Variation within study designs, and heterogeneity of results, meant that the data was unsuitable for meta-analysis. Instead, the existing analyses described in the included articles were extracted and reported in a systematic format; as a narrative synthesis of the main outcomes and results of each study. In line with current recommendations [10, 11] the HbA1c units in the main text have been converted to SI units using the master equation.

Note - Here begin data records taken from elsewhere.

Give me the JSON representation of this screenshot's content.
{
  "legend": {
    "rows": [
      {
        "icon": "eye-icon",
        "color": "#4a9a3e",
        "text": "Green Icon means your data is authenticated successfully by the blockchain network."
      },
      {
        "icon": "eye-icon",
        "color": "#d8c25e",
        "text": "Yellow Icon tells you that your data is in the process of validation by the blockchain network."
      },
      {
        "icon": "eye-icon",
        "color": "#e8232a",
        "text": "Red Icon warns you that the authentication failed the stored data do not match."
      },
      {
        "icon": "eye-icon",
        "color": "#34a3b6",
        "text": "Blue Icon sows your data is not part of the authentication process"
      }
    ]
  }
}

The electronic database searches identified 451 potentially relevant, unique articles. Titles/abstracts of the 451 articles were reviewed and 408 were excluded based on evaluation of the title and/or abstract. The remaining 43 full text articles were reviewed, 31 were excluded upon further reading. The residual 12 were approved and quality assessed using the SIGN criteria. The main reasons for exclusion were irrelevant or incomplete data when compared to the inclusion criteria. No additional articles were identified through review of the reference lists (see Figure 1 for flow chart).
Narrative analysis of included studies (as detailed in Table 2)
Cross-sectional studies in patients with and without diabetes
Kim et al  investigated the influence of iron deficiency on HbA1c distribution amongst adults, who were not known to have diabetes, over 7 years of the NHANES. Of the 6,666 female participants, 13.7% had iron deficiency and 30% of these had IDA. A much lower proportion of males (1.6%) had iron deficiency and 33% of these had IDA. When HbA1c values in women were adjusted for age and ethnicity the difference between iron-deficient and non-iron-deficient became significant (5.33 vs 5.27% (35mmol/mol vs 34mmol/mol), p=0.002). The authors found that iron deficiency in women of reproductive age was associated with a shift in HbA1c from